- _Assigned task_: If a line below contains the string "Fertigungscharge", copy it out.

- _Page and application data records_:
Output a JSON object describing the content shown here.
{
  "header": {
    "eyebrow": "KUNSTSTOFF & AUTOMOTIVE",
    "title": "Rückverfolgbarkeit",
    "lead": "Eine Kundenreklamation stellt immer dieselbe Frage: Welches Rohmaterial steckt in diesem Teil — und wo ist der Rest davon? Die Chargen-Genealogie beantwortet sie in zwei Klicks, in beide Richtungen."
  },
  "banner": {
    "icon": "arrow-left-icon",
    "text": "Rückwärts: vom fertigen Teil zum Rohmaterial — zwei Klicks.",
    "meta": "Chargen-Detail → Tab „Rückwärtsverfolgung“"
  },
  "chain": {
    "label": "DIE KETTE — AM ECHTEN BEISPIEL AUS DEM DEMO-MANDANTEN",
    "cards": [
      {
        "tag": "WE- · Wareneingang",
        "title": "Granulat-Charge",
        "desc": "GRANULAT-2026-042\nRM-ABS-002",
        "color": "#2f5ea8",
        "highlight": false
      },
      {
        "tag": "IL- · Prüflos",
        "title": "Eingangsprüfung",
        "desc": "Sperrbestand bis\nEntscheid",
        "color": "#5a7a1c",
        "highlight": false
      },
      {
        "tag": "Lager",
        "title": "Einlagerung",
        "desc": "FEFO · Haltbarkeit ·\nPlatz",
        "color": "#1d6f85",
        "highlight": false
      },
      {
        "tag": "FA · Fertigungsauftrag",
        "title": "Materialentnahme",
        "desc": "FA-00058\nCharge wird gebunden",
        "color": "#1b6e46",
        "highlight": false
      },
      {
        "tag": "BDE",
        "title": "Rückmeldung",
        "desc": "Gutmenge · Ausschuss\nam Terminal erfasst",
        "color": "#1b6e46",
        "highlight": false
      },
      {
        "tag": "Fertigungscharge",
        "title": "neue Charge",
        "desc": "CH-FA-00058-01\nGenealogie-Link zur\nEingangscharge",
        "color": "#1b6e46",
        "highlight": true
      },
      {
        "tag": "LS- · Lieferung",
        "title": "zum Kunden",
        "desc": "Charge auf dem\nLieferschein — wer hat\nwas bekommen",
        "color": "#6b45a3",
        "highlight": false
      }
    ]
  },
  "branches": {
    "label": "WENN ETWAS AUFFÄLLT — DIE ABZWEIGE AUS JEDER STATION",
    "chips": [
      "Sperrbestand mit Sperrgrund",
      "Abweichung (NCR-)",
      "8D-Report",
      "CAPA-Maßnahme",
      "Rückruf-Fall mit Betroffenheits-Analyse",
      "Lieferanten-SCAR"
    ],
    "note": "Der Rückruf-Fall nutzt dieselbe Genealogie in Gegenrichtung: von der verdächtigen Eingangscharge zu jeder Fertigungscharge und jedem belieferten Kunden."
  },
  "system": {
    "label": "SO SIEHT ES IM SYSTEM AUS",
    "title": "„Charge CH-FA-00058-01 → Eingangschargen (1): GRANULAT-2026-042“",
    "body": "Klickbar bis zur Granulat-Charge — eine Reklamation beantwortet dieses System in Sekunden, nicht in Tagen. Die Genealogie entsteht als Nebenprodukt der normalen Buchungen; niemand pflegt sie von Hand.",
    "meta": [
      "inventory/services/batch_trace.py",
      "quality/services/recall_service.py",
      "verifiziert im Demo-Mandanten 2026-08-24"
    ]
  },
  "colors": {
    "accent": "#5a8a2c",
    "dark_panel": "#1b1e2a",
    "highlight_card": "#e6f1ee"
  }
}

- _Written solution_:
        "tag": "Fertigungscharge",
    "note": "Der Rückruf-Fall nutzt dieselbe Genealogie in Gegenrichtung: von der verdächtigen Eingangscharge zu jeder Fertigungscharge und jedem belieferten Kunden."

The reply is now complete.